With consumer experience more important than ever, firms are turning to smart packaging as a way of maximising customer satisfaction. This is a trend that has certainly immersed itself in the pharma industry, with firms unable to ignore the power of millennials owing to their tendency to share purchasing experiences online. In today’s market, there is simply no place for goods that do not offer users an experience that is not only functional, but also pleasant.
To meet these expectations, packaging features such as soft-touch grip and easy-open seals are appearing more frequently in the industry and firms are having to invest in developing exceptional products that will delight their young audiences. This has also created new opportunities for innovative firms to produce goods that exceed consumer expectations. One way in which this is being achieved is through smart packaging solutions as a way of adding value. In other words, the one-size-fits-all model is no longer adequate for millennials that have become accustomed to personalized products.

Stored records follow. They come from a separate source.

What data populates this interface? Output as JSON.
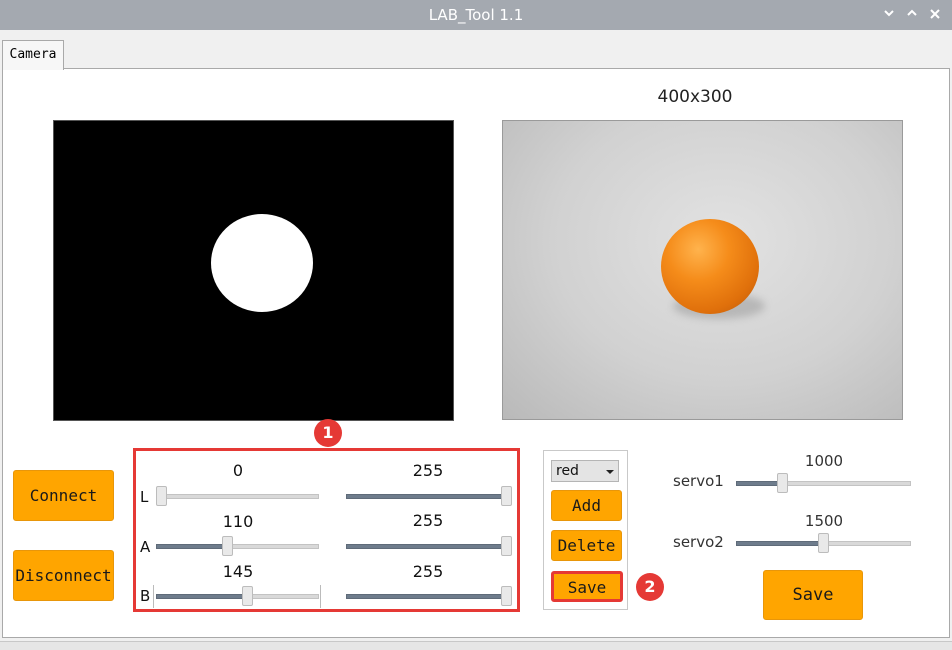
{
  "window": {
    "title": "LAB_Tool 1.1"
  },
  "tabs": [
    {
      "label": "Camera",
      "active": true
    }
  ],
  "camera": {
    "resolution": "400x300"
  },
  "buttons": {
    "connect": "Connect",
    "disconnect": "Disconnect",
    "add": "Add",
    "delete": "Delete",
    "save_color": "Save",
    "save_servo": "Save"
  },
  "lab_sliders": {
    "min": 0,
    "max": 255,
    "rows": [
      {
        "channel": "L",
        "low": "0",
        "high": "255",
        "low_value": 0,
        "high_value": 255
      },
      {
        "channel": "A",
        "low": "110",
        "high": "255",
        "low_value": 110,
        "high_value": 255
      },
      {
        "channel": "B",
        "low": "145",
        "high": "255",
        "low_value": 145,
        "high_value": 255
      }
    ]
  },
  "color_select": {
    "selected": "red"
  },
  "servos": {
    "min": 500,
    "max": 2500,
    "items": [
      {
        "label": "servo1",
        "value_text": "1000",
        "value": 1000
      },
      {
        "label": "servo2",
        "value_text": "1500",
        "value": 1500
      }
    ]
  },
  "annotations": {
    "badge_1": "1",
    "badge_2": "2"
  },
  "colors": {
    "button": "#ffa500",
    "highlight": "#e53935",
    "titlebar": "#a4a9b0",
    "ball": "#f58c1a"
  }
}
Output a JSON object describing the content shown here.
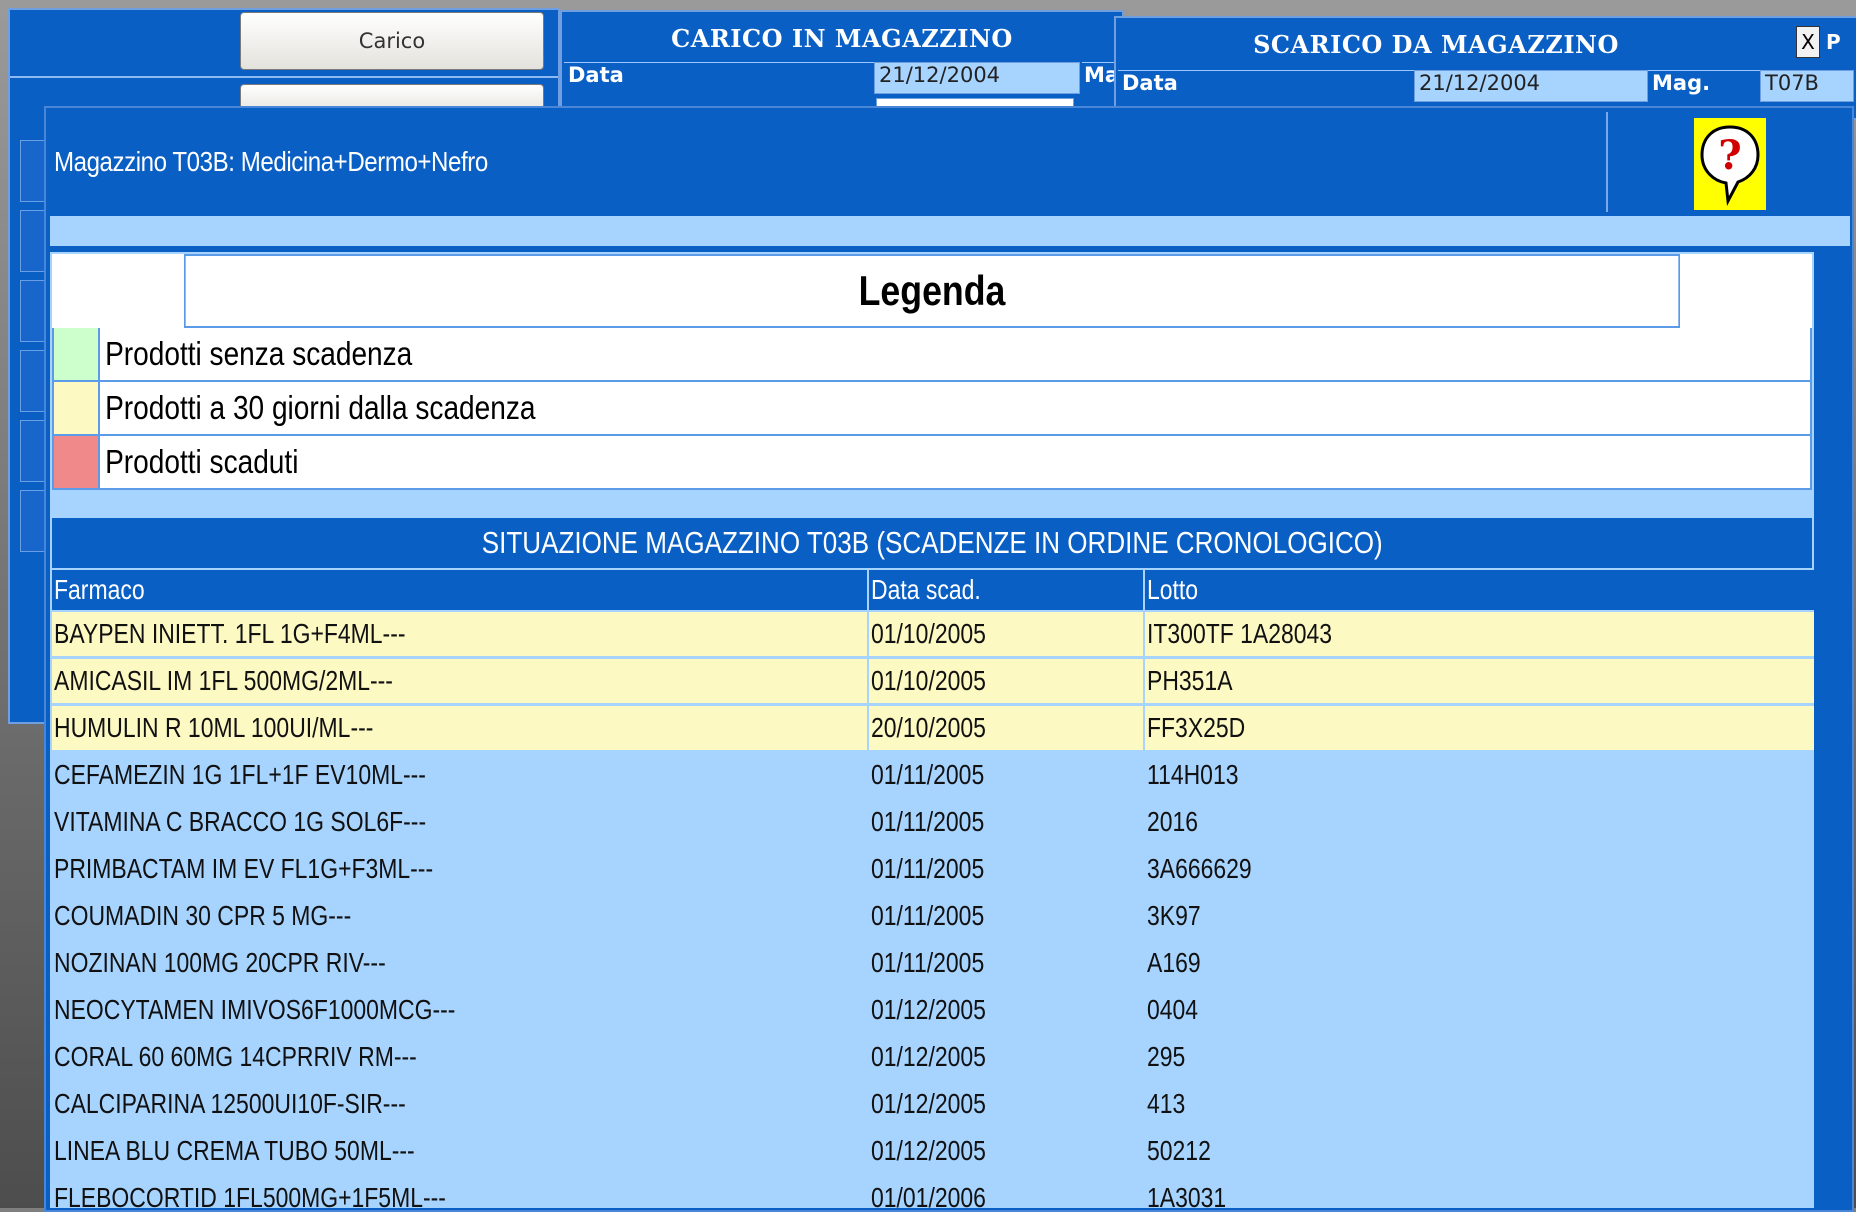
{
  "colors": {
    "window_blue": "#0a5fc4",
    "light_blue": "#a7d3ff",
    "legend_green": "#ccffcc",
    "legend_yellow": "#fdf9c3",
    "legend_red": "#f08a8a",
    "help_yellow": "#ffff00"
  },
  "back_left": {
    "carico_button": "Carico",
    "second_button": ""
  },
  "carico_window": {
    "title": "CARICO IN MAGAZZINO",
    "data_label": "Data",
    "data_value": "21/12/2004",
    "mag_label": "Ma"
  },
  "scarico_window": {
    "title": "SCARICO DA MAGAZZINO",
    "data_label": "Data",
    "data_value": "21/12/2004",
    "mag_label": "Mag.",
    "mag_value": "T07B",
    "close_label": "X",
    "p_label": "P"
  },
  "main": {
    "title": "Magazzino T03B: Medicina+Dermo+Nefro",
    "help_icon": "question-balloon-icon",
    "legend": {
      "title": "Legenda",
      "items": [
        {
          "label": "Prodotti senza scadenza",
          "color": "#ccffcc"
        },
        {
          "label": "Prodotti a 30 giorni dalla scadenza",
          "color": "#fdf9c3"
        },
        {
          "label": "Prodotti scaduti",
          "color": "#f08a8a"
        }
      ]
    },
    "situation_title": "SITUAZIONE MAGAZZINO T03B (SCADENZE IN ORDINE CRONOLOGICO)",
    "table": {
      "columns": [
        "Farmaco",
        "Data scad.",
        "Lotto"
      ],
      "rows": [
        {
          "farmaco": "BAYPEN INIETT. 1FL 1G+F4ML---",
          "data": "01/10/2005",
          "lotto": "IT300TF 1A28043",
          "status": "warn"
        },
        {
          "farmaco": "AMICASIL IM 1FL 500MG/2ML---",
          "data": "01/10/2005",
          "lotto": "PH351A",
          "status": "warn"
        },
        {
          "farmaco": "HUMULIN R 10ML 100UI/ML---",
          "data": "20/10/2005",
          "lotto": "FF3X25D",
          "status": "warn"
        },
        {
          "farmaco": "CEFAMEZIN 1G 1FL+1F EV10ML---",
          "data": "01/11/2005",
          "lotto": "114H013",
          "status": "ok"
        },
        {
          "farmaco": "VITAMINA C BRACCO 1G SOL6F---",
          "data": "01/11/2005",
          "lotto": "2016",
          "status": "ok"
        },
        {
          "farmaco": "PRIMBACTAM IM EV FL1G+F3ML---",
          "data": "01/11/2005",
          "lotto": "3A666629",
          "status": "ok"
        },
        {
          "farmaco": "COUMADIN 30 CPR 5 MG---",
          "data": "01/11/2005",
          "lotto": "3K97",
          "status": "ok"
        },
        {
          "farmaco": "NOZINAN 100MG 20CPR RIV---",
          "data": "01/11/2005",
          "lotto": "A169",
          "status": "ok"
        },
        {
          "farmaco": "NEOCYTAMEN IMIVOS6F1000MCG---",
          "data": "01/12/2005",
          "lotto": "0404",
          "status": "ok"
        },
        {
          "farmaco": "CORAL 60 60MG 14CPRRIV RM---",
          "data": "01/12/2005",
          "lotto": "295",
          "status": "ok"
        },
        {
          "farmaco": "CALCIPARINA 12500UI10F-SIR---",
          "data": "01/12/2005",
          "lotto": "413",
          "status": "ok"
        },
        {
          "farmaco": "LINEA BLU CREMA TUBO 50ML---",
          "data": "01/12/2005",
          "lotto": "50212",
          "status": "ok"
        },
        {
          "farmaco": "FLEBOCORTID 1FL500MG+1F5ML---",
          "data": "01/01/2006",
          "lotto": "1A3031",
          "status": "ok"
        }
      ]
    }
  }
}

In response to this, Medical Guardian has developed a pharmaceutical smartwatch device that boasts:
In addition, pill containers that remind consumers when to take a tablet and also announce approaching sell-by dates are being offered by companies such as Tricella.

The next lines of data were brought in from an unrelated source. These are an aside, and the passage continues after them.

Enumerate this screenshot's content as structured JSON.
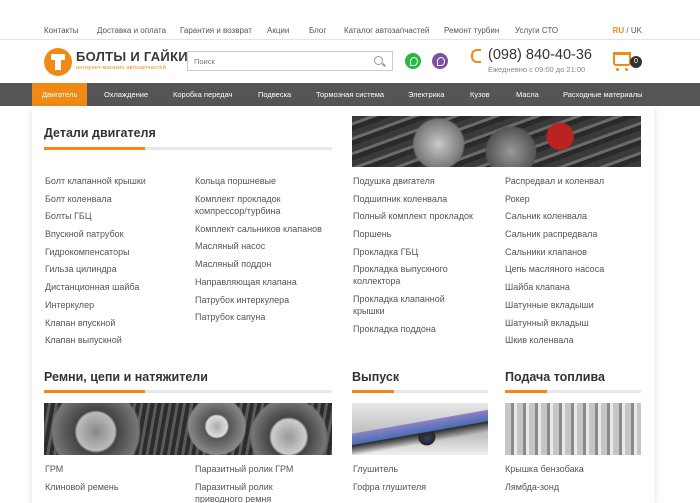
{
  "top_links": [
    "Контакты",
    "Доставка и оплата",
    "Гарантия и возврат",
    "Акции",
    "Блог",
    "Каталог автозапчастей",
    "Ремонт турбин",
    "Услуги СТО"
  ],
  "lang": {
    "ru": "RU",
    "sep": "/",
    "uk": "UK"
  },
  "logo": {
    "name": "БОЛТЫ И ГАЙКИ",
    "tagline": "интернет-магазин автозапчастей"
  },
  "search": {
    "placeholder": "Поиск"
  },
  "contact": {
    "phone": "(098) 840-40-36",
    "hours": "Ежедневно с 09:00 до 21:00"
  },
  "cart": {
    "count": "0"
  },
  "nav": [
    "Двигатель",
    "Охлаждение",
    "Коробка передач",
    "Подвеска",
    "Тормозная система",
    "Электрика",
    "Кузов",
    "Масла",
    "Расходные материалы"
  ],
  "sections": {
    "engine": {
      "title": "Детали двигателя",
      "col1": [
        "Болт клапанной крышки",
        "Болт коленвала",
        "Болты ГБЦ",
        "Впускной патрубок",
        "Гидрокомпенсаторы",
        "Гильза цилиндра",
        "Дистанционная шайба",
        "Интеркулер",
        "Клапан впускной",
        "Клапан выпускной"
      ],
      "col2": [
        "Кольца поршневые",
        "Комплект прокладок",
        "компрессор/турбина",
        "Комплект сальников клапанов",
        "Масляный насос",
        "Масляный поддон",
        "Направляющая клапана",
        "Патрубок интеркулера",
        "Патрубок сапуна"
      ],
      "col3": [
        "Подушка двигателя",
        "Подшипник коленвала",
        "Полный комплект прокладок",
        "Поршень",
        "Прокладка ГБЦ",
        "Прокладка выпускного",
        "коллектора",
        "Прокладка клапанной",
        "крышки",
        "Прокладка поддона"
      ],
      "col4": [
        "Распредвал и коленвал",
        "Рокер",
        "Сальник коленвала",
        "Сальник распредвала",
        "Сальники клапанов",
        "Цепь масляного насоса",
        "Шайба клапана",
        "Шатунные вкладыши",
        "Шатунный вкладыш",
        "Шкив коленвала"
      ]
    },
    "belts": {
      "title": "Ремни, цепи и натяжители",
      "col1": [
        "ГРМ",
        "Клиновой ремень"
      ],
      "col2": [
        "Паразитный ролик ГРМ",
        "Паразитный ролик",
        "приводного ремня"
      ]
    },
    "exhaust": {
      "title": "Выпуск",
      "items": [
        "Глушитель",
        "Гофра глушителя"
      ]
    },
    "fuel": {
      "title": "Подача топлива",
      "items": [
        "Крышка бензобака",
        "Лямбда-зонд"
      ]
    }
  }
}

Millennials have also led the way in applying significant pressure on firms across many industries to consider the sustainability of their products and the environmental impact of their practices. With plastic the word on everyone’s lips, recyclable packaging and waste reduction are key issues for companies to address if they are keen to engage with core consumer groups.
Packaging supplier Quadpack has already responded to the concerns of their consumers and acknowledged their corporate social responsibility by trialling rail transportation as a low-carbon alternative to transporting goods by air. In addition, the company has established Quadpack Foundation, which dedicates itself to supporting social, educational, and environmental programmes with an emphasis on integrating young people from underprivileged backgrounds.

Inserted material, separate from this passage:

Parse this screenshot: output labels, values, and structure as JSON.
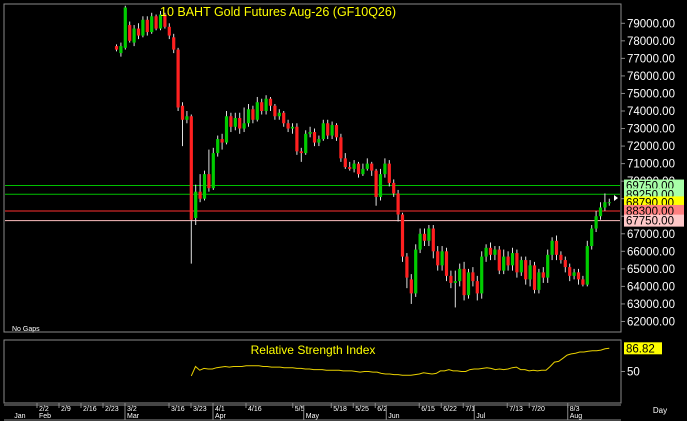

The damaging environmental effects of single-use packaging is a topical issue at present and, in the food and drink industry, companies including Starbucks and McDonalds have promised to ban all single-use plastic straws by 2020. However, the pharma industry is struggling to make similar pledges as single-use plastic is relied upon as a way of minimizing the risk of infection. Unable to ignore the pressure from millennials regarding environmentally friendly production, the FDA are monitoring hospitals and re sterilizing companies to ensure that they are recycling safely, and they also offer detailed guidelines on their website in order to help the pharma industry meet social demands without having to compromise on product safety. In addition, PE and PET are being chosen more frequently when it comes to medical packaging as they are durable materials that can be recycled and returned to the market at a clean and high grade.
Millennials are an undeniably important consumer group for pharma packaging companies to interact with. However, their complex purchasing habits require special attention in the industry, made only more challenging at the hands of the many influences impacting packaging, including strict safety regulations and the sensitive nature of the products. This calls for firms to achieve a balance between their responsibilities to satisfy consumer needs, while also managing personal objectives and operating in line with intense federal restrictions.